- [EXERCISE INSTRUCTIONS] For each line below with the word "text", write out a copy.

----- ENTRIES PROVIDED -----

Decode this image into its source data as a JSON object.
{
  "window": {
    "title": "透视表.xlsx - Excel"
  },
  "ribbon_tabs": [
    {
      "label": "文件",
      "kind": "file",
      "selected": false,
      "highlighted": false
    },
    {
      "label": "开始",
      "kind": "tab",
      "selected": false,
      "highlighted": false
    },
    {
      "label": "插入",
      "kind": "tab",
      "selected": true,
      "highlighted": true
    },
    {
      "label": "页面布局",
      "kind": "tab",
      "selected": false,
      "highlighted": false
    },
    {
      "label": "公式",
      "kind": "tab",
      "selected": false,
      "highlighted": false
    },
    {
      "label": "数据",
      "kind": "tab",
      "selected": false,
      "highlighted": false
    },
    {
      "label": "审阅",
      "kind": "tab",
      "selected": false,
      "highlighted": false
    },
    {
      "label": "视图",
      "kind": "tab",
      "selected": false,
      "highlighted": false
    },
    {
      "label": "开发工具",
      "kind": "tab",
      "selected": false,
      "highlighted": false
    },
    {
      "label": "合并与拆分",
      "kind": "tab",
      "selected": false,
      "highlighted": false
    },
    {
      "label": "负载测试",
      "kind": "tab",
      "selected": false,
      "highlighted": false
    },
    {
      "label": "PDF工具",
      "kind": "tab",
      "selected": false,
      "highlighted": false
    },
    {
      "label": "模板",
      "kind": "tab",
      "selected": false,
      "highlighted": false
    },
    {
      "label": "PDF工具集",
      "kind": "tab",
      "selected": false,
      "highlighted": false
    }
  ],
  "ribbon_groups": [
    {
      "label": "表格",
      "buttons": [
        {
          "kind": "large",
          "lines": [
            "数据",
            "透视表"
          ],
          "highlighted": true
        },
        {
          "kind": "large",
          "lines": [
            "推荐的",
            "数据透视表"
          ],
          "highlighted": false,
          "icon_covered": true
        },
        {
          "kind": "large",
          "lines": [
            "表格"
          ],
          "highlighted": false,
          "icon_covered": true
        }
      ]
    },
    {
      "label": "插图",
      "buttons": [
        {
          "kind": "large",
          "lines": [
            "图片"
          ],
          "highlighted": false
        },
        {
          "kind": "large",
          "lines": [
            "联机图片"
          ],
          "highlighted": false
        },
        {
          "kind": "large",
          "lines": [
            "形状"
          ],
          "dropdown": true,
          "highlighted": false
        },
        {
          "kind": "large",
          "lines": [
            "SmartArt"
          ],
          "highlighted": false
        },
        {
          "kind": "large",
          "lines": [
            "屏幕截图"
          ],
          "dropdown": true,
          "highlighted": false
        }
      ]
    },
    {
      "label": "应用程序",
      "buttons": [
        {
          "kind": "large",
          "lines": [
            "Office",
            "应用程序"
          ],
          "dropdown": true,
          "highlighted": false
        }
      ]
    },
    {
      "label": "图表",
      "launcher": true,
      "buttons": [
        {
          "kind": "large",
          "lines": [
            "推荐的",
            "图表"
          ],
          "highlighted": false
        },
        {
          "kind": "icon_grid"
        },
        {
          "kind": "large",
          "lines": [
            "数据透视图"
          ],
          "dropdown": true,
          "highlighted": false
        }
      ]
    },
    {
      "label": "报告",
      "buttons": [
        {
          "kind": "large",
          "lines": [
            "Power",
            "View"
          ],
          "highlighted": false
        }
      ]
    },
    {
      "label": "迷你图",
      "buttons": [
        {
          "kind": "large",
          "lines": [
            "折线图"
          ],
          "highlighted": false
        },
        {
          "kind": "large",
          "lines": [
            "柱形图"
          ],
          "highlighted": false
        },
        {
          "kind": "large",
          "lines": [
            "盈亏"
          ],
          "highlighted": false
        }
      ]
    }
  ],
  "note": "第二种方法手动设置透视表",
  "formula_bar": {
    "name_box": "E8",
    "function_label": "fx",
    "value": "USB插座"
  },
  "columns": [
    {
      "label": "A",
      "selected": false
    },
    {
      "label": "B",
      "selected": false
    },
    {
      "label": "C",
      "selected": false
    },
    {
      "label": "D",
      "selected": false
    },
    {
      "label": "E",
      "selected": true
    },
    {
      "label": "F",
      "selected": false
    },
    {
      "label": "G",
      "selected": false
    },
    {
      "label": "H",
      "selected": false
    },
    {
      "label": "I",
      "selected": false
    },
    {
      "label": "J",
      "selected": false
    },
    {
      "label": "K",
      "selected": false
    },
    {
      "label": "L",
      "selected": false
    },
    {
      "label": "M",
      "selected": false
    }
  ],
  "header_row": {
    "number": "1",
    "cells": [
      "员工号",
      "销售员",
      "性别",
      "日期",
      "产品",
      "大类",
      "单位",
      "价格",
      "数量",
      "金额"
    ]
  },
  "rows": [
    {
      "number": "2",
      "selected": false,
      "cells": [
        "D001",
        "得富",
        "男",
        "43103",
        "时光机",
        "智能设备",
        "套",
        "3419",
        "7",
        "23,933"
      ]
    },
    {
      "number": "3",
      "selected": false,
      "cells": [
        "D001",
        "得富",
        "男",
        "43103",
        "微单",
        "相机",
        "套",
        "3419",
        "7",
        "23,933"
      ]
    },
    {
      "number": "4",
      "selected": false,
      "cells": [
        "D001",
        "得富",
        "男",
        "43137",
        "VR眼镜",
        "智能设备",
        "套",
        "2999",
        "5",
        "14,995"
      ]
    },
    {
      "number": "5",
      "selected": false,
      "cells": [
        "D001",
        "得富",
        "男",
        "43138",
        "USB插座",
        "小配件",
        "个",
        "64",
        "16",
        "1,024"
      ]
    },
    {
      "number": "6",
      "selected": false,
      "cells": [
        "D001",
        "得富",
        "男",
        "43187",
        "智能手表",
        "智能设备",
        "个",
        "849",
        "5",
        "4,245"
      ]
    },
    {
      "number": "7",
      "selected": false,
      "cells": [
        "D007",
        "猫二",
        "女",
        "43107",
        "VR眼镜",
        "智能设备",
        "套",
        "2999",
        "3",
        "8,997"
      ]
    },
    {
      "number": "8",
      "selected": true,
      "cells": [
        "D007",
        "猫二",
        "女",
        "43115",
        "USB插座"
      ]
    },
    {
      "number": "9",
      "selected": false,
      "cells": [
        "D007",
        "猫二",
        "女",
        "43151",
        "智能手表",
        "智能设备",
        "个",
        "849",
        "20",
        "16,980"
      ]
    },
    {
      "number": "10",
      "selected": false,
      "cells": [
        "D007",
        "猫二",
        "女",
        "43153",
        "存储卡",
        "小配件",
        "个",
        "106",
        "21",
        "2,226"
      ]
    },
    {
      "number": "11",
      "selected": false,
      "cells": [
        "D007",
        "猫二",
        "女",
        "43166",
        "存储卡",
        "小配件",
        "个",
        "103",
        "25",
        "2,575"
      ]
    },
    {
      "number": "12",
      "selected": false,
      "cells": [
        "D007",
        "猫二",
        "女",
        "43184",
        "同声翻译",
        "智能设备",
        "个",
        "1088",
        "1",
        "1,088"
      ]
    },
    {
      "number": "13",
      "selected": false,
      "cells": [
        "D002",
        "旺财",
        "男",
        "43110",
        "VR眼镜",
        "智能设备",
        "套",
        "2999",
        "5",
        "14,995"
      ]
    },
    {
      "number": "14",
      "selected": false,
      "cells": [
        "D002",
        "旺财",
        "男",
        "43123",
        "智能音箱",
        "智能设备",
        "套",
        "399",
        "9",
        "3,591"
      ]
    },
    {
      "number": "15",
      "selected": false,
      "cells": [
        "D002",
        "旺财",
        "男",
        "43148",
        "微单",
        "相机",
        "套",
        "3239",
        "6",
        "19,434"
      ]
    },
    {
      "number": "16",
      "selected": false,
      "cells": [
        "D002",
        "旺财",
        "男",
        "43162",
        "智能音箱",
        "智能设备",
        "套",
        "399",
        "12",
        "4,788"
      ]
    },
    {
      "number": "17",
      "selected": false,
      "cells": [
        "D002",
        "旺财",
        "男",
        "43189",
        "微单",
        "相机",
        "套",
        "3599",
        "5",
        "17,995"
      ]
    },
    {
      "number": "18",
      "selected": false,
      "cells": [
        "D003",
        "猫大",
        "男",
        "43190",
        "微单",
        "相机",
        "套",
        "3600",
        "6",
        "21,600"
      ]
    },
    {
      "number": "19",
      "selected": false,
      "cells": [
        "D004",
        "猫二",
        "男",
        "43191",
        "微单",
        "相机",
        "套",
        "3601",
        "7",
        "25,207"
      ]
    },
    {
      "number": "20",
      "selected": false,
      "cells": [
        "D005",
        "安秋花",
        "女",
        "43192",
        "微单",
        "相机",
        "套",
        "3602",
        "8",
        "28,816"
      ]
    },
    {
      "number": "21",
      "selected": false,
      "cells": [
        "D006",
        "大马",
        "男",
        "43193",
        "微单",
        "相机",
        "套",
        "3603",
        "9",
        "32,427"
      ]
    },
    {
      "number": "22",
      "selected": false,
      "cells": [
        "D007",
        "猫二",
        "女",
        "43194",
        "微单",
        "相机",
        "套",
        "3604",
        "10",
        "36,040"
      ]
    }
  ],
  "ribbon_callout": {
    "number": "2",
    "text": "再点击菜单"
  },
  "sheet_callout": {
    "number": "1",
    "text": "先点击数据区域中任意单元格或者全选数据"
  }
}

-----

- [ANSWER SPACE]
    "text": "再点击菜单"
    "text": "先点击数据区域中任意单元格或者全选数据"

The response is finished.